Thursday, November 20, 2008

The Roger Ebert Fan Club

I've been a member of the imaginary Roger Ebert Fan Club since I was a kid reading his reviews in the Chicago Sun-Times. You've probably heard about the salivary gland cancer that robbed him of his voice and his face—but his ability to write and to love movies remains unchanged. Actually, that's not quite true. He recently wrote about how much easier the writing comes to him now, how he's merely transcribing the words that the muse has composed inside his head. (Must reading for any writer.)

Earlier this year, a Sun-Times exec asked Roger to start writing a blog, and that blog kicks ass. I added it to my RSS feed so I never miss a post. The newest one is about looking like the Phantom of the Opera (non-handsome edition) and having been fat. Deep, introspective stuff combined with humor.

He wrote so convincingly about the versatility of rice cookers that I went ahead and bought one. Now what the hell am I supposed to do with it? I should print out Ebert's post and the comments and use that as a cookbook.

Here, see for yourself. Skim through the list of past posts and explore the topics that sound inviting. Hey, a lot of the time, he even writes about movies. (This is in addition to his regular movie review site.)

There's a reason that Ebert is the only movie critic to have won a Pulitzer for his writing, you know.

5 comments:

Roberta Harris said...

Though Ebert recommends against cookbooks, I'm not that creative a cook. I've had good luck with

http://www.amazon.com/Ultimate-Rice-Cooker-Cookbook-Porridges/dp/1558322035/ref=pd_bbs_sr_1?ie=UTF8&s=books&qid=1227171565&sr=8-1

The rice cooker is fantastic for leaving things alone in the kitchen and not worrying that the stove will explode (a 3-year-old plus new-ish twins means that all meals must be one-pot and require little monitoring.)

Mary said...

Thanks for pointing this out! I also am a long-time Ebert fan, but did not know about his blog.

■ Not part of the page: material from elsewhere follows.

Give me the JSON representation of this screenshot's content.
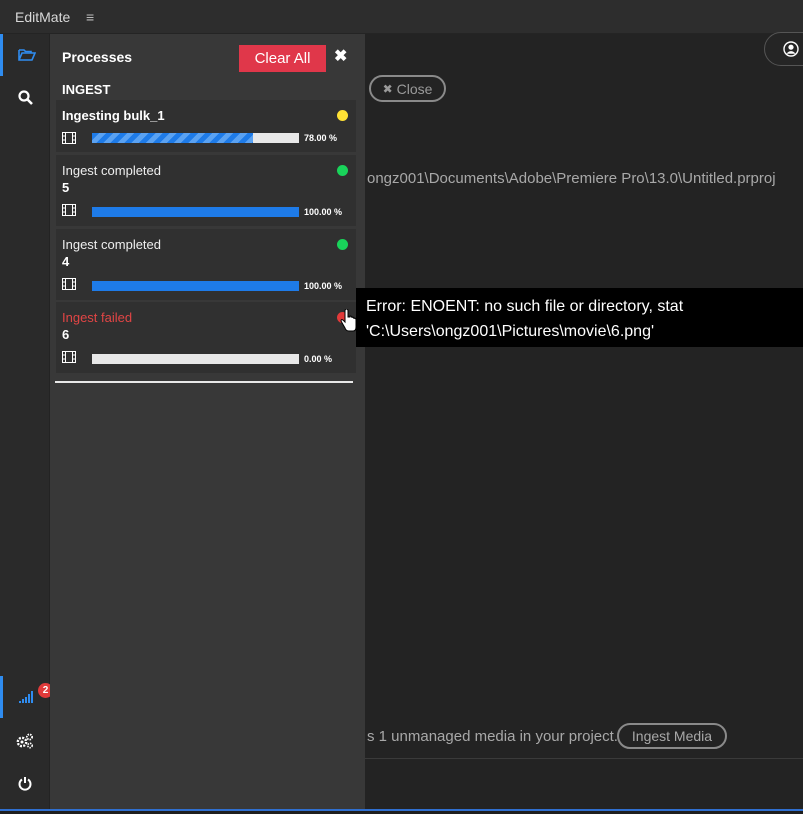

I'm looking cautiously at the rice cooker entry. I know these are supposed to be the greatest things ever, but the one time I tried cooking with it (yes, it was only one time - probably not a fair test), something happened, and there was rice and water all over the counter, the cooker was a disgusting mess (easier to throw out than clean and try again) and the rice was not really edible. I realize these are supposed to be fool-proof cooking, and fully accept the blame for it. But, I've been hearing a lot of people lately extolling the virtues of rice cookers, so I'm ever-so-slightly considering getting past my instantly-formed rice cooker phobia and actually purchasing one. (The first one was a gift.) Maybe Ebert can help reintroduce me to rice cookers! :)

I seem to have a knack for screwing up the simple things; my husband does not allow me to make sugar cookies anymore after I screwed up five or six different batches. (Showing creativity - each was terrible in an entirely different way!) Now, I can actually cook, and can make the most fantastic pumpkin dark chocolate chip cookies (healthy things in it = good for me, regardless of the huge sugar and butter amounts!), so I don't know what my problem is. But, I'm thinking I need to put "rice cooker" onto my list for Santa this year...

Becky..AMHW said...

I love my rice cooker.

I put roast beef leftovers in it the other day, with gravy. Mine comes with a steamer basket to put on top of the rice bowl so that's where frozen green beans went. That roast came out more tender than I had originally made it.

I did not know about Ebert. I had a blocked salivary gland last year and though it wasn't cancer I'm sure, my god it was painful. I feel for the man.

Narya said...

I love Roger, too; I've always regarded him as one of my sources. Our tastes differ somewhat (I cannot stand French movies), but he writes so well that I can use what he says.

Anonymous said...

I respect the guy but if someone dies and he is going to say something terrible the day after it happens he has to expect that a lot of people are going to have something to say. And they aren't going to be pleasant.